**EXERCISE OBJECTIVE**
Restate all data exactly. No images.

Data about app and page elements:

- - - - -

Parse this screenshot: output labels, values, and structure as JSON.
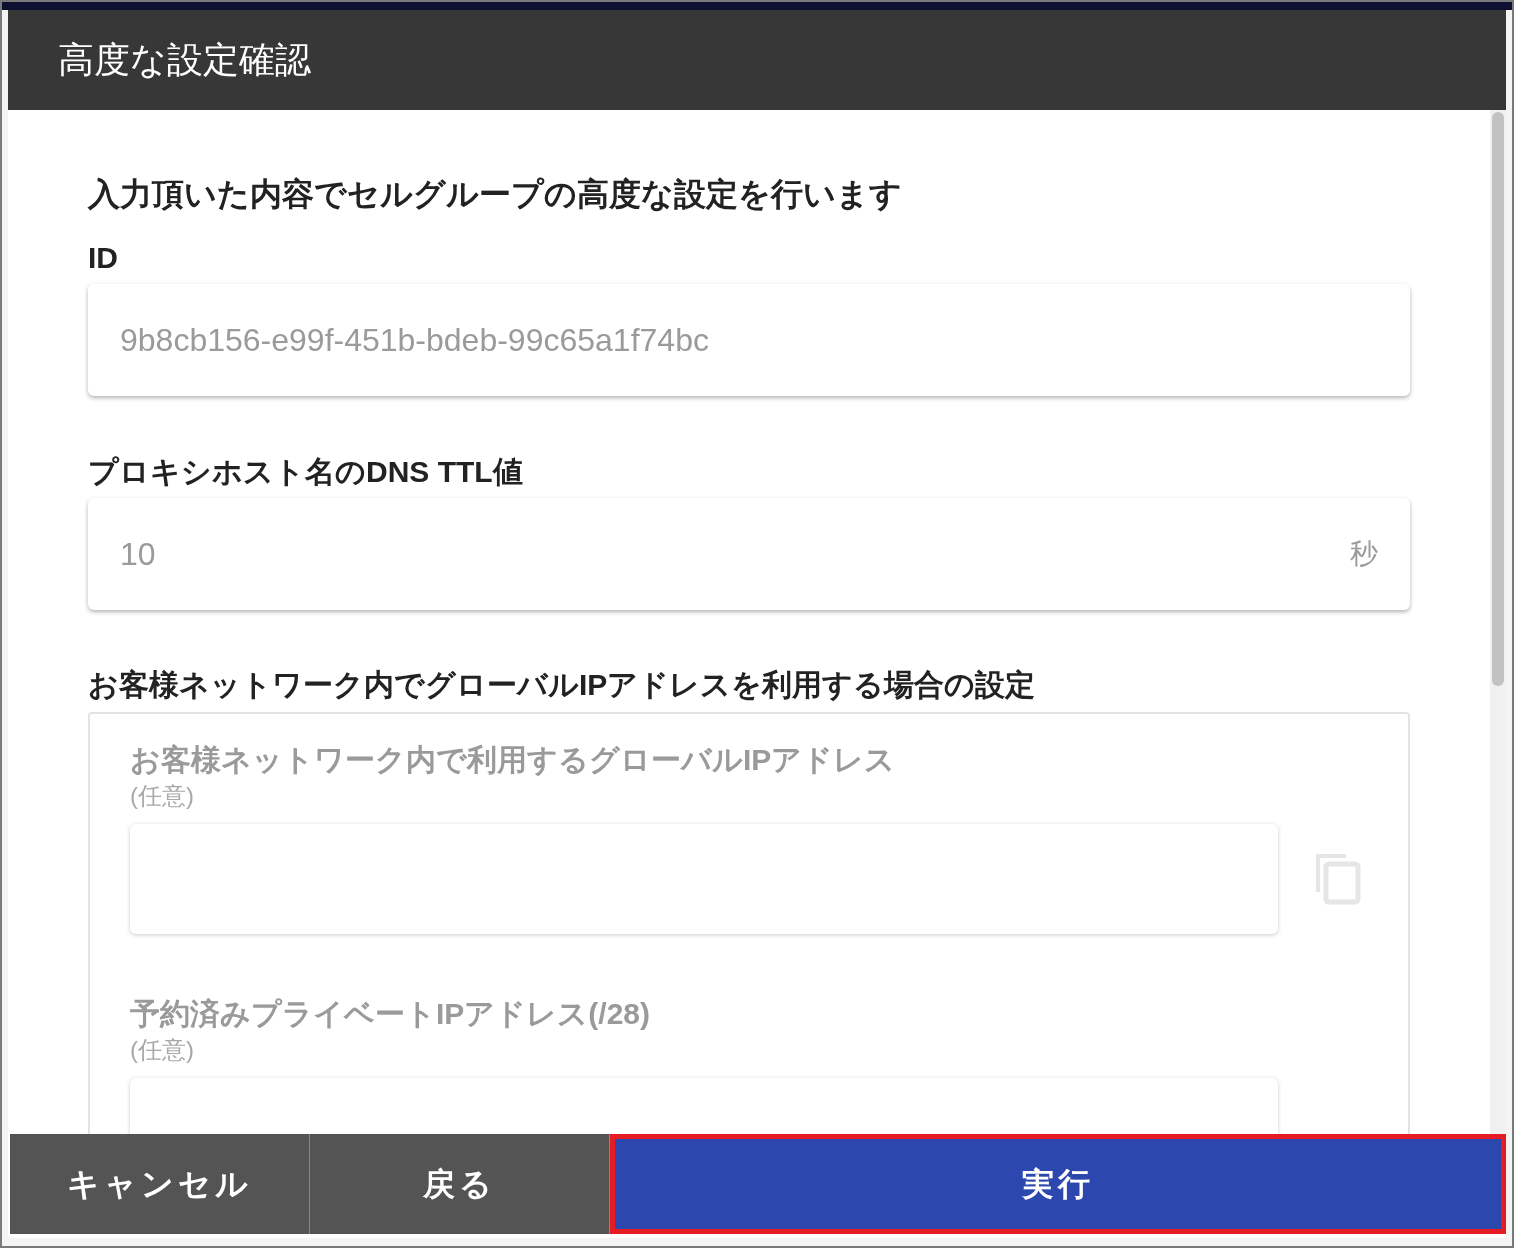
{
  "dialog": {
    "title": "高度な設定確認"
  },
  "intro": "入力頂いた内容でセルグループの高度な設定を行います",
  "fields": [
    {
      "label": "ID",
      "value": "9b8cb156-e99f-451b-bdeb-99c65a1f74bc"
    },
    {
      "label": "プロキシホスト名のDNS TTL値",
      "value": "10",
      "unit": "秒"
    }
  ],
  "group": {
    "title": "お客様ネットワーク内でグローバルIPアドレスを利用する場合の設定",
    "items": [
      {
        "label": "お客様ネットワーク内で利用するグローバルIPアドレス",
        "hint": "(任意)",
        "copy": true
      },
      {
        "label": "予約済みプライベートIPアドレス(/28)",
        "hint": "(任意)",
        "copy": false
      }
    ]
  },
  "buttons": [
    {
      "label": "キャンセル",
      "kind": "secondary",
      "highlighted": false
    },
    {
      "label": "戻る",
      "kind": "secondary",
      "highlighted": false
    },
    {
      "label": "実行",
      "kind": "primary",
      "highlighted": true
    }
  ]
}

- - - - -

**RESPONSE TO THE TASK**
Parse this screenshot: output labels, values, and structure as JSON.
{
  "dialog": {
    "title": "高度な設定確認"
  },
  "intro": "入力頂いた内容でセルグループの高度な設定を行います",
  "fields": [
    {
      "label": "ID",
      "value": "9b8cb156-e99f-451b-bdeb-99c65a1f74bc"
    },
    {
      "label": "プロキシホスト名のDNS TTL値",
      "value": "10",
      "unit": "秒"
    }
  ],
  "group": {
    "title": "お客様ネットワーク内でグローバルIPアドレスを利用する場合の設定",
    "items": [
      {
        "label": "お客様ネットワーク内で利用するグローバルIPアドレス",
        "hint": "(任意)",
        "copy": true
      },
      {
        "label": "予約済みプライベートIPアドレス(/28)",
        "hint": "(任意)",
        "copy": false
      }
    ]
  },
  "buttons": [
    {
      "label": "キャンセル",
      "kind": "secondary",
      "highlighted": false
    },
    {
      "label": "戻る",
      "kind": "secondary",
      "highlighted": false
    },
    {
      "label": "実行",
      "kind": "primary",
      "highlighted": true
    }
  ]
}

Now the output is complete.